However, while Haga briefly hinted at a charge up to the back of the leader, Rea simply pumped in a new fastest lap to up the pressure. Indeed, as the race neared the mid-way point, Haga was coming under renewed pressure from Checa once more, a toll that eventually told when he crashed out of the position on lap eight at Kumho, much to his obvious frustration.
Breaking up the leading group, while Checa worked hard to try and get the gap down to Rea, it wasn't enough to put the result in any doubt, Rea crossing the line for his fourth win of the year, one that also cements his third place in the standings.
A late charge would see Checa finish just over a second behind, while Crutchlow would fade back to a lonely third, just over ten seconds adrift of the leaders.
Capitalising on accidents for Haga, Toseland and Michel Fabrizio
– the latter compounding an awful race for Ducati Xerox by falling at turn one before eventually retiring -, Biaggi battled his way back up to fourth position to eke out a further three points on his series lead over sixth place Haslam.

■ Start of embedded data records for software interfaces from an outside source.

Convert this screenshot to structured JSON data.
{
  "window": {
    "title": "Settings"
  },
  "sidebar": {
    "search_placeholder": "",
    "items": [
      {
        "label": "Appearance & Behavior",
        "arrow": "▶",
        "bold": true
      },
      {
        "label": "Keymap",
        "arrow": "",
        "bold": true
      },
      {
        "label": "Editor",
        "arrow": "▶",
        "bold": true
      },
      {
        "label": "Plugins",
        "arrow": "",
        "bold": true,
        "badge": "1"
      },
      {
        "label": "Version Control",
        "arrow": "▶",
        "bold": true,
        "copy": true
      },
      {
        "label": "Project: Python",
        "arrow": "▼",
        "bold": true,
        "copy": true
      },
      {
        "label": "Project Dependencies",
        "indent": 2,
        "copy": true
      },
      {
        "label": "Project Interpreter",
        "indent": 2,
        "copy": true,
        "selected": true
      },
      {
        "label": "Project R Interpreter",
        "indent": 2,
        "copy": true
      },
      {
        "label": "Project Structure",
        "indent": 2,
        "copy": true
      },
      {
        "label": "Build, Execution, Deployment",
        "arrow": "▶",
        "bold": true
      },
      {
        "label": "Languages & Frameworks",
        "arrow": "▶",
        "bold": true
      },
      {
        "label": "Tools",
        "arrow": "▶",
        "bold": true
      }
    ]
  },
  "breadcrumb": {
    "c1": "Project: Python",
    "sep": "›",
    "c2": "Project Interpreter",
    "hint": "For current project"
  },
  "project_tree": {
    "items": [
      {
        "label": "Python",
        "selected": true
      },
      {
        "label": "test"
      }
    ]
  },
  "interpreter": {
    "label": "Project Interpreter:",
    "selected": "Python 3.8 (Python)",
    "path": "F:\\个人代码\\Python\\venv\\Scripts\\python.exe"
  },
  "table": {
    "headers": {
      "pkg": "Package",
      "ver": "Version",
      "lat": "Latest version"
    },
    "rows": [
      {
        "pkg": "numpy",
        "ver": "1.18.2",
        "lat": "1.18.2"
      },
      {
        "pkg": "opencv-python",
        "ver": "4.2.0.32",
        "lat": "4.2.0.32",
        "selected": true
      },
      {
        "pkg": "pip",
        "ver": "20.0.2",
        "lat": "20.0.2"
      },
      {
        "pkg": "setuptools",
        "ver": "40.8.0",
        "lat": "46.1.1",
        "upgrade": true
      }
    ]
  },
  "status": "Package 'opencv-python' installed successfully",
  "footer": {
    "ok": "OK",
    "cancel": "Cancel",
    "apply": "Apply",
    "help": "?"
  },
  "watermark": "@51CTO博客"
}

Making the most of his season-best seventh place starting position, Tom Sykes completed his second top five finish for Kawasaki with a spirited ride, the Briton doing a fine job to maintain a good pace throughout.
While the lead group was strung out, the battle for sixth went down to the wire as Haslam tussled with Ruben Xaus, Shane Byrne and Guintoli, the latter making an outstanding fight back from his earlier delay to join the pack late on.
Nonetheless, while Xaus was able to catch and pass Haslam five laps from the finish, the Briton dug deep on the final lap to snatch sixth place back off the Spaniard and keep the damage to his title hopes fairly minimal. Xaus finished seventh in an otherwise tough race for BMW on home soil, ahead of Guintoli and Byrne.
With just 14 riders reaching the chequered flag, Luca Scassa was tenth, Lorenzo Lanzi
11th, Ian Lowry 12th on his WSBK debut, Roger Lee Hayden 13th and Matteo Baiocco 14th.